## TASK TO COMPLETE
Count how many lines in the data hold the word "will", and give that number alone.

## INPUT FOR THIS TASK

****************************************

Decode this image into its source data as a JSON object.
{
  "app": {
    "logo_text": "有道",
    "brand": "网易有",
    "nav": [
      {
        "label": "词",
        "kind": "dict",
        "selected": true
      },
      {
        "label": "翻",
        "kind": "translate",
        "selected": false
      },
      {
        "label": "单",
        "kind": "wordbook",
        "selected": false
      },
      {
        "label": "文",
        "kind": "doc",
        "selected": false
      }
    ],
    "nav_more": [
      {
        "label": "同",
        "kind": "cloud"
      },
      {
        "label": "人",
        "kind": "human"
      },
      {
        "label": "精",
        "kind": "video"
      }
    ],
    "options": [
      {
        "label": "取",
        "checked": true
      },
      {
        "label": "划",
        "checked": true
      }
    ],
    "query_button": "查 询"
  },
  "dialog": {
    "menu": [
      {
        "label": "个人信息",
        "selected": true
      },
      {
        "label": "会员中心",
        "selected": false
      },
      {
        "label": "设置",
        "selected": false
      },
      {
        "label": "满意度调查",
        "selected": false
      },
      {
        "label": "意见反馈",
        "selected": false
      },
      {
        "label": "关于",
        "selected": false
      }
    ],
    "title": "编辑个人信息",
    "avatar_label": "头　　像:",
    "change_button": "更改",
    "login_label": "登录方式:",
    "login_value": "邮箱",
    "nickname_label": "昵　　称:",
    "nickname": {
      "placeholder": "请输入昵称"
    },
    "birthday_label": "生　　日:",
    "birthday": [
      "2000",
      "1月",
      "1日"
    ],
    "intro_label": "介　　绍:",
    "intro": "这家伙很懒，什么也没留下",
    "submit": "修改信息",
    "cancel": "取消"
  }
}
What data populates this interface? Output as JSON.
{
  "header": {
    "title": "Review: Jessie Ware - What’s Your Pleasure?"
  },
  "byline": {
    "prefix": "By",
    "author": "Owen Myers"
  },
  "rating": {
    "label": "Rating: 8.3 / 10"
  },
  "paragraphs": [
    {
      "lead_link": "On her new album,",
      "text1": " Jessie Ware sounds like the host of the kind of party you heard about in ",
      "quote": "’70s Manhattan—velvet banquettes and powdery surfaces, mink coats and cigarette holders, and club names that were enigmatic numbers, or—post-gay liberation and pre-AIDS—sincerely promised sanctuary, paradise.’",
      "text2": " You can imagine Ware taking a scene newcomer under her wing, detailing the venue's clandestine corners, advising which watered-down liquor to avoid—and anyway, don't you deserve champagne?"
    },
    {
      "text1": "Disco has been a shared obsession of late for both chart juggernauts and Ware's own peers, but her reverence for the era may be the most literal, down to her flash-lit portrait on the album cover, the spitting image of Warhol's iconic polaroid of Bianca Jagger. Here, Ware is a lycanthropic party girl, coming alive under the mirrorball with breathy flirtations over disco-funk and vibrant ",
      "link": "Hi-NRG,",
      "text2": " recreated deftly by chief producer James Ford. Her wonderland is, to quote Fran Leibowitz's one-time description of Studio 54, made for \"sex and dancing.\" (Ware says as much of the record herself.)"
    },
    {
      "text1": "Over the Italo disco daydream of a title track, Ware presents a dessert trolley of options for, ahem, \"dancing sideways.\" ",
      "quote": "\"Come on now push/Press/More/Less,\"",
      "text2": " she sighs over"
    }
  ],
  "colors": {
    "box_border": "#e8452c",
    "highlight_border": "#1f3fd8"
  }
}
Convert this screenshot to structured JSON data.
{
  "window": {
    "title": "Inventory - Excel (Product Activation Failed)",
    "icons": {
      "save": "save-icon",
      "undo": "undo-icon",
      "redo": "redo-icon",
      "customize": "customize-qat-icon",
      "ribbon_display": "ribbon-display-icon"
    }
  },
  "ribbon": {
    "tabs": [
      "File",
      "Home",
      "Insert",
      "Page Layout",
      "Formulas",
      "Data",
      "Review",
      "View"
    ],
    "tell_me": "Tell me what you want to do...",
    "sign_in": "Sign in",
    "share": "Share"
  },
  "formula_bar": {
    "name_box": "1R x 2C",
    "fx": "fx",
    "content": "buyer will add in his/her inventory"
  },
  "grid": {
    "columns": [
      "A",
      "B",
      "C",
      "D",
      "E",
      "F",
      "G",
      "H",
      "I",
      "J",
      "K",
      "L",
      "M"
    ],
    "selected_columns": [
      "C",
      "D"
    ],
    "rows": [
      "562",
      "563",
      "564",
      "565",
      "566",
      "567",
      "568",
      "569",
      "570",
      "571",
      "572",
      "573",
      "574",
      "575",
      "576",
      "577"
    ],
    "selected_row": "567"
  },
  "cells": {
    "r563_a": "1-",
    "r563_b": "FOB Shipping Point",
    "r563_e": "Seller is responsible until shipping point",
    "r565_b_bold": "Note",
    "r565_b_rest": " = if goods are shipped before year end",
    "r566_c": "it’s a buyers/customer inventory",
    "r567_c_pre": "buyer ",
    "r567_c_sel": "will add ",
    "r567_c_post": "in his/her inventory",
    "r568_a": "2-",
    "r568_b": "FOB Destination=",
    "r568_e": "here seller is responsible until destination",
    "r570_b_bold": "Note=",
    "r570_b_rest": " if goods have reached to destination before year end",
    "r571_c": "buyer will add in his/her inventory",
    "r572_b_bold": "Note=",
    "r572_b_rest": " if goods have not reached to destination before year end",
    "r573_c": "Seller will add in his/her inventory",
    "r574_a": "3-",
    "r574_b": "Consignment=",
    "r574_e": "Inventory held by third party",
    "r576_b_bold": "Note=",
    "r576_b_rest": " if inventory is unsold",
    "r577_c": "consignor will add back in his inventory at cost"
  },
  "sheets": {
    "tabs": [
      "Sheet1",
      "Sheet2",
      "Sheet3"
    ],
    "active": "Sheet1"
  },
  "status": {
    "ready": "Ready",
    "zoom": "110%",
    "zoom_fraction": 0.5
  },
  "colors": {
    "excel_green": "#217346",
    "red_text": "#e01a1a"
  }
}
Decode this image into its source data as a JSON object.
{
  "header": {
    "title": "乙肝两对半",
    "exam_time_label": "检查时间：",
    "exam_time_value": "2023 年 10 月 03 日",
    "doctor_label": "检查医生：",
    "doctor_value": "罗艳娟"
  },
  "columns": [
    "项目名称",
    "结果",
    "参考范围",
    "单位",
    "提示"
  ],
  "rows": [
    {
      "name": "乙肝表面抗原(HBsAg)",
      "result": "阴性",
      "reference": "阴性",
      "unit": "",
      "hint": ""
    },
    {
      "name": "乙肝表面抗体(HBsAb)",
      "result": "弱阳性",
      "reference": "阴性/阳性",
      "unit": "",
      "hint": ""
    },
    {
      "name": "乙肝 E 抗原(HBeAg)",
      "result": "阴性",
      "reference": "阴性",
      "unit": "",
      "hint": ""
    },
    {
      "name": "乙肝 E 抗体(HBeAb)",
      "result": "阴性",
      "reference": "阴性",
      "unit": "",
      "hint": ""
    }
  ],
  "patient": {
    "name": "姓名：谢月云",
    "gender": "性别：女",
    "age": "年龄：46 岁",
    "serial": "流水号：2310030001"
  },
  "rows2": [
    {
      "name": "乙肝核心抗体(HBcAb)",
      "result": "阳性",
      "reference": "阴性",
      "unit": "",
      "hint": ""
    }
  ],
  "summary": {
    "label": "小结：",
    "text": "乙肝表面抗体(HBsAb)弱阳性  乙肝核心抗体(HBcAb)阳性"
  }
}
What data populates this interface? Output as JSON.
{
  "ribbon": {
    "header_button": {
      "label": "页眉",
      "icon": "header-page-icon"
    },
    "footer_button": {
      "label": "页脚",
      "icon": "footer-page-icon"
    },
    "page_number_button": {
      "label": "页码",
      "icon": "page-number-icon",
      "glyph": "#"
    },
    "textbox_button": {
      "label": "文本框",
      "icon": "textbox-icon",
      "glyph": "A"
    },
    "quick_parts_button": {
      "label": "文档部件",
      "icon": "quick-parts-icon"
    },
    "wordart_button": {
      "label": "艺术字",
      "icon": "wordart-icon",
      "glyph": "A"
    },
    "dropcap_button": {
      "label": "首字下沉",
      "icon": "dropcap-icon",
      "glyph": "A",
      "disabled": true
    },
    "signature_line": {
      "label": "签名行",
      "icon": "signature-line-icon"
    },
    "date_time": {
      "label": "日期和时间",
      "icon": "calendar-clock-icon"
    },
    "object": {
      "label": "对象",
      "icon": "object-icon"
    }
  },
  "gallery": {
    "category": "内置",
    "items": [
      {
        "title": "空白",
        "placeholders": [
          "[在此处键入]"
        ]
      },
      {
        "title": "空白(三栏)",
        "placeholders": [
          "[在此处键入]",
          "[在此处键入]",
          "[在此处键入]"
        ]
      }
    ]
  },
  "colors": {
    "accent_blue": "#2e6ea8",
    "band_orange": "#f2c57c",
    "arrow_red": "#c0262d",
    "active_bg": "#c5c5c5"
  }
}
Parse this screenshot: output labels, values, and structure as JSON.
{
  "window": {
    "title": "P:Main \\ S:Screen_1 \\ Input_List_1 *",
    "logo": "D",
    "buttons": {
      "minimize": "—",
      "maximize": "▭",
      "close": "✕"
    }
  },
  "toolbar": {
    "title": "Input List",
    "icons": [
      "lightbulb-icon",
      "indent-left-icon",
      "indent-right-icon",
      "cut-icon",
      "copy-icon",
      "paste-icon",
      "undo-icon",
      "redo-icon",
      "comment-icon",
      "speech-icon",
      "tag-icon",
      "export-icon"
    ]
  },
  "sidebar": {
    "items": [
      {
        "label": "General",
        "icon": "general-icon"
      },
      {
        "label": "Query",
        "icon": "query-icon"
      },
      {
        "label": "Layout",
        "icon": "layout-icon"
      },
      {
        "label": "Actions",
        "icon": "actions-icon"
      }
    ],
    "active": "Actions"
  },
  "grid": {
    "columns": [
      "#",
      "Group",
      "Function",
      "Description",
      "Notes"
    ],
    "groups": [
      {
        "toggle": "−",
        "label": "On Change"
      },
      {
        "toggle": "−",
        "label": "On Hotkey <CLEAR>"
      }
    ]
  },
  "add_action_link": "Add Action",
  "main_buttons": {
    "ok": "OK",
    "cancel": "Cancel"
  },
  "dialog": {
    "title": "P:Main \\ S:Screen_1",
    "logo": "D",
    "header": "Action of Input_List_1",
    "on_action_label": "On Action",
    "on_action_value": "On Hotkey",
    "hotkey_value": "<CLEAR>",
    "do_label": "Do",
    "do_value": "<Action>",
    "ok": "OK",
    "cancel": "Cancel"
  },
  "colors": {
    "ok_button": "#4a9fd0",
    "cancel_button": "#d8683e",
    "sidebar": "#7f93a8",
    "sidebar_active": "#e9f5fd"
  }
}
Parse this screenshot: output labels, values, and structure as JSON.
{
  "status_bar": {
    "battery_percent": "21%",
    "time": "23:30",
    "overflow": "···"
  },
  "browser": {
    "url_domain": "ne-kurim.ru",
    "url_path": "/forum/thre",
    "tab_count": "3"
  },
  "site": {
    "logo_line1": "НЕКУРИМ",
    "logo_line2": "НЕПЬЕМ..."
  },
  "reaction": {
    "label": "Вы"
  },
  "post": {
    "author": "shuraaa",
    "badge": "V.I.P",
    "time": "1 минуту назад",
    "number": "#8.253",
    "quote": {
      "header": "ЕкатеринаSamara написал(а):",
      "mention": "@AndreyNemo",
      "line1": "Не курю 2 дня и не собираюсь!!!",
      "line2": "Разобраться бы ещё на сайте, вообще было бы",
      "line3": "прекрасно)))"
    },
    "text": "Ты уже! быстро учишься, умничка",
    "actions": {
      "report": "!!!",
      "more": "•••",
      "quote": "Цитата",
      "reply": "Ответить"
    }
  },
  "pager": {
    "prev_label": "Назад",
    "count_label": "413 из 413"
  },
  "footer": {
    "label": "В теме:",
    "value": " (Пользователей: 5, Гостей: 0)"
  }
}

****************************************

## RESULT OF THE TASK
5